Miss Korea’s signature dish is the clay pot galbi, marinated for 48 hours in onggi, Korean ethnic earthenware. In ancient times, these were believed to be breathing vessels, and indeed magnification reveals pores small enough to let air circulate. According to the website, the two-day process allows for better texture and flavor.

While the marinated beef doesn’t need anything but a dab of soybean sauce (also lighter in comparison to most places), some rice, and the whole carried through on a fresh lettuce leaf, unmarinated beef can be painted over with a bit of a simple sauce of sesame salt and oil.

If ancient tradition has its place at the table at miss Korea, so does cutting-edge technology. The infrared grills at the table (the first on the East Coast) make for quicker cooking and are smokeless. It was the first time since I’ve been at a Korean restaurant that neither my clothes nor my hair would reveal that I had been eating Korean barbecue.

After barbecue dishes, mul naengmyeon, a cold buckwheat noodle soup is perfect. With delicate thin slices of cucumber and Asian pear, it is surprisingly refreshing—a fitting ending to a couple of hours spent in the peaceful refuge that is miss Korea.


miss Korea BBQ
10 West 32nd St.

miss KOREA JIN the First
Open 24 hours a day, 7 days a week

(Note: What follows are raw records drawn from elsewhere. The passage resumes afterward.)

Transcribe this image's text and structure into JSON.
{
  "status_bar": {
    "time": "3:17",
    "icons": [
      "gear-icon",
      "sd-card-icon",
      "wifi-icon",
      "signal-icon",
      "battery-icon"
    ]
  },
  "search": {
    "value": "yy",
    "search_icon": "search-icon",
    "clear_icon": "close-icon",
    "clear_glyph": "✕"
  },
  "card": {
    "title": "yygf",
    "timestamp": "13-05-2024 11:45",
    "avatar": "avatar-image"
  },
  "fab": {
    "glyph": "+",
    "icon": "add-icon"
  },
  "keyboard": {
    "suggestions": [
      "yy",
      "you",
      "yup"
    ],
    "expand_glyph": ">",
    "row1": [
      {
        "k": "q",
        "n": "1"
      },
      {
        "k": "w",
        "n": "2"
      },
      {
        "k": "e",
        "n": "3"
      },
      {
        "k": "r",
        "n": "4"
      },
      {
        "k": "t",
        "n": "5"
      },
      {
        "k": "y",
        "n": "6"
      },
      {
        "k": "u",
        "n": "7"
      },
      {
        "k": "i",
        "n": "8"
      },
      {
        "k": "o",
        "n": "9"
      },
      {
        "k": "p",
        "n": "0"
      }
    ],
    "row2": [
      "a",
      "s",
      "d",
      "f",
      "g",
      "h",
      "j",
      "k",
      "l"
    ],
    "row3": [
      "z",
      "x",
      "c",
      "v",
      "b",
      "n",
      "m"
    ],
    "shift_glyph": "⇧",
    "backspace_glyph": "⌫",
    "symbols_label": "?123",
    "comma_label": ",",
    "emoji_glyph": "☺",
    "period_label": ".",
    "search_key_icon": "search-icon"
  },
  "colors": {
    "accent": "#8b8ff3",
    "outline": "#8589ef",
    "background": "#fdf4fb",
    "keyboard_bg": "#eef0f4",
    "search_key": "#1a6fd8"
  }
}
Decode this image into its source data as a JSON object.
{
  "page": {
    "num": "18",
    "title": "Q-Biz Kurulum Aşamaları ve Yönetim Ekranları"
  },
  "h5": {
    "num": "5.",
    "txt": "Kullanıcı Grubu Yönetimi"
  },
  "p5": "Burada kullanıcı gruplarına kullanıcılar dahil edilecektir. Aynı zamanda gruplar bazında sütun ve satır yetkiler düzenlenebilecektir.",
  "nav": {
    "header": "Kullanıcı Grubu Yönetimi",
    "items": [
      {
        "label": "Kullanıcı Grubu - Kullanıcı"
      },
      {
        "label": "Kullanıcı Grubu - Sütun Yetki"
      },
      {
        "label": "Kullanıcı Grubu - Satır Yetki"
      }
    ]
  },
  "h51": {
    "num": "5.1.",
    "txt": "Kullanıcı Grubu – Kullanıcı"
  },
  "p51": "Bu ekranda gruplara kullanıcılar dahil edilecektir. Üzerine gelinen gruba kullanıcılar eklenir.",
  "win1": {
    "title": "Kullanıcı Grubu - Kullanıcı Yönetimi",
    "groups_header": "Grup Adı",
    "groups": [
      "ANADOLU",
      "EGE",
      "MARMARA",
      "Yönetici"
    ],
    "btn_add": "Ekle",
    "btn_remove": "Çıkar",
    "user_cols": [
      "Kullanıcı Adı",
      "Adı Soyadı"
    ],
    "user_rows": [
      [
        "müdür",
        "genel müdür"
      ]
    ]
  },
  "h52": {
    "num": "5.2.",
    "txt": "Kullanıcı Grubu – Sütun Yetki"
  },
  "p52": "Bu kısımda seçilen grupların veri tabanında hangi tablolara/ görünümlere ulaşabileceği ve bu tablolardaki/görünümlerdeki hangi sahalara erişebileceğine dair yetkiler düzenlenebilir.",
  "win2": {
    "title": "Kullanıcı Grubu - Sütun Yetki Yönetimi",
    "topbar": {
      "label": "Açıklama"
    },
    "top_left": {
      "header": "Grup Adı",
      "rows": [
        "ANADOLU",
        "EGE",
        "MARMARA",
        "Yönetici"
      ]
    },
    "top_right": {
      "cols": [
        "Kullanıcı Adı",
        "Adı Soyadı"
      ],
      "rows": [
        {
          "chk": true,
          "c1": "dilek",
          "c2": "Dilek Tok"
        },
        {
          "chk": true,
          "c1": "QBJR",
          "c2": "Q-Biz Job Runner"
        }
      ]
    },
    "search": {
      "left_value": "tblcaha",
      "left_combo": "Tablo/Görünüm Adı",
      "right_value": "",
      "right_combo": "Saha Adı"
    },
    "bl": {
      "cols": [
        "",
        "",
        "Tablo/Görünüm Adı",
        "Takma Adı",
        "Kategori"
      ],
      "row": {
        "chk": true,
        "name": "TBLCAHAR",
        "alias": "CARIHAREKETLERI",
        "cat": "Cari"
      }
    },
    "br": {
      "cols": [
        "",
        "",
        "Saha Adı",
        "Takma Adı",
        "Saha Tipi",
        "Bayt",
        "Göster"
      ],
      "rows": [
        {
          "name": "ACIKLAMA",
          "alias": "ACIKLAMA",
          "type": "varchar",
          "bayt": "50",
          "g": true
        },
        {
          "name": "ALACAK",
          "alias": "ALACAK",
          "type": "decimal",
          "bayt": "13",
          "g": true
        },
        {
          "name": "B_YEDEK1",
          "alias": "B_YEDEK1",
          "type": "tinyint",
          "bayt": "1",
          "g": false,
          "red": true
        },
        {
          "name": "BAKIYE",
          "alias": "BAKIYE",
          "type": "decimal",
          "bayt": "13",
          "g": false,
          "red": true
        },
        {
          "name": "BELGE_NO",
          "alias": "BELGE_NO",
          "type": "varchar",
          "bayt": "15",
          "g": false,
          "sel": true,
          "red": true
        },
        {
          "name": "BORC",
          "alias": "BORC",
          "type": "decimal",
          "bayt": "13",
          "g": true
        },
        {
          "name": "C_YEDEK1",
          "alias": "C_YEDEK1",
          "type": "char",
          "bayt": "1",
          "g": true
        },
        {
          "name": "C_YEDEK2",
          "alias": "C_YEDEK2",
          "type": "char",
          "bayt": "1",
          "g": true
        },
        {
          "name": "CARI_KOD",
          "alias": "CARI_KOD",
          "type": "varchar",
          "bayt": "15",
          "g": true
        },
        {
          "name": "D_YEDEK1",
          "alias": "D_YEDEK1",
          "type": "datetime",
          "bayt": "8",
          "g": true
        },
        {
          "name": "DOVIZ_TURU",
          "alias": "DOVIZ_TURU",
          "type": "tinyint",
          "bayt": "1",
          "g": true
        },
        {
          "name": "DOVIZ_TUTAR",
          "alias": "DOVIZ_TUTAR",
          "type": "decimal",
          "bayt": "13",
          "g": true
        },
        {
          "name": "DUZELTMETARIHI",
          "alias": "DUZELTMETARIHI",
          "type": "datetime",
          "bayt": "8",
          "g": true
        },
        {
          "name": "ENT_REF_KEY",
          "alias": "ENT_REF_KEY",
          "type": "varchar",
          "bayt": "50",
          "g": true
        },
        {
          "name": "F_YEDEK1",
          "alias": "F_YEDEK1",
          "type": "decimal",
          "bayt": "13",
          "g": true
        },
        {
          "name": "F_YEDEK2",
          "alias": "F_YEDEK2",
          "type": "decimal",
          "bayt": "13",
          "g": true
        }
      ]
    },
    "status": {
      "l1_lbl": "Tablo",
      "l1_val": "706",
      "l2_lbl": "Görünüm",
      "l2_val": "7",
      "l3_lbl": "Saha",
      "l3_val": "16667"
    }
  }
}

miss Korea SUN The Second
Sunday–Wednesday 11 a.m.–10 p.m.
Thursday–Saturday 11 a.m.–midnight